I always store such bulbs as dahlias, begonias, cannas, callas and caladium in banana boxes from the produce department at the local supermarket.
Ask them to save them for you, as they are thick and strong.
Store the bulbs in your basement on the floor where they will not freeze--never in an unheated garage or tool shed or they will freeze and die.
I always shake a bit of rose and flower garden dust on them to help keep possible insect or disease off them during the winter and cover the boxes with a couple sheets of newspaper, never plastic, to keep moisture in the bulbs.
Glads can be stored in a old pair of nylons in the legs and hung from the rafters in the basement; also use garden dust on these to prevent possible insect damage.
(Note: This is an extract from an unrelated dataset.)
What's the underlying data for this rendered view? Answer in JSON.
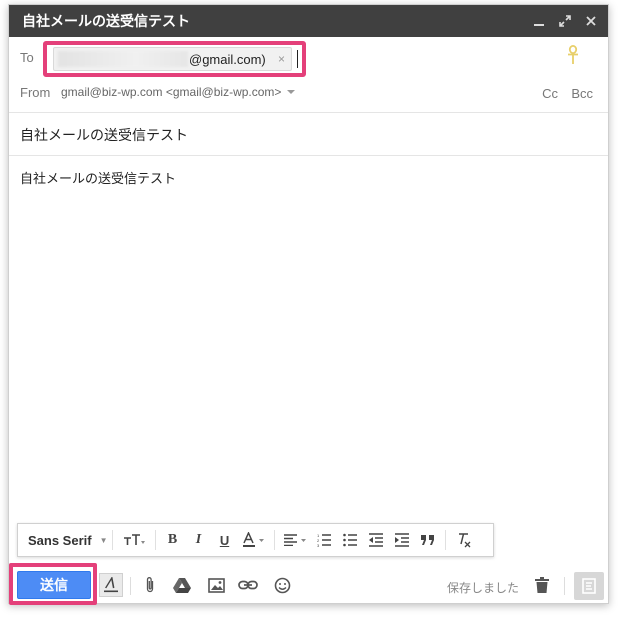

You may want to wash birdbaths or fountains and put them away for the winter, as they will fill with water, freeze and break.
Clay or ceramic planters should also be cleaned of dead plants at this time and moved inside for winter protection.
Soil does not have to be removed from containers as this soil can be used again next spring if conditioned with compost or animal manure.
I always bring in garden statuary, garden signs, and patio decorations to keep them safe from ice and snow.
If you are not going to use your sprinkler or garden hose, it is time to drain them of water, coil them up and tie them together so if you want to wash the car during the winter, the hose will not be frozen and filled with ice.
When the vegetable garden is cleaned this fall, it is a great idea to plant winter rye in it.
Winter rye will grow until the ground freezes and again during the early spring when the frost comes out of the ground.
The roots can grow one mile long on each plant during this time and when the garden is tilled in the spring, these roots become a great source of organic matter.
Growing this winter grass is like growing your own peat moss to help condition the soil in your garden.
In April, cut the grass down first and then till the grass and roots into the soil.
Winter rye seed is available at your local garden center or nursery; five pounds will cover about 200 to 300 square feet of garden.
If you are going to decorate your house with pumpkins this fall, be sure to rub a bit of Vicks on them to keep the chipmunks and squirrels from eating them.
Indian corn is loved by blue jays and they will clean the colorful kernels of corn of the cob quickly if you do not spray them with shellac or hair spray to help make the kernels stick together.
If you're decorating with bales of hay, be sure not to use it as a mulch on your gardens as hay is native grasses and weeds cut from the farmers field--and those weed seeds will quickly cover your garden.
Use old hay to prevent erosion on slopes, or spread it where nothing has ever grown before and watch the weeds fill in those impossible areas.
If you are decorating with bittersweet, be sure to toss the decoration in the trash when finished or the seeds will germinate where you dispose of them and become a major weed problem for you.
When you decorate with corn stalks, save them and cut them up to use to protect your roses in the shape of a teepee around the plants or chop them smaller and toss them into the compost pile.
Fall is a great gardening season ,so take advantage of the cool temperatures and clean your gardens, fertilize the lawn to help make it strong for the arrival of winter, put the patio furniture away and start the snow blower-- you may need it sooner than you think.
Be prepared this year.
One last thing...rake a big pile of leaves for the kids to play in just like your dad did for you.
This year jump in it with the kids or by yourself, look at the sky and smell the fragrance of fall and your dad will be right there with you in the pile of leaves again.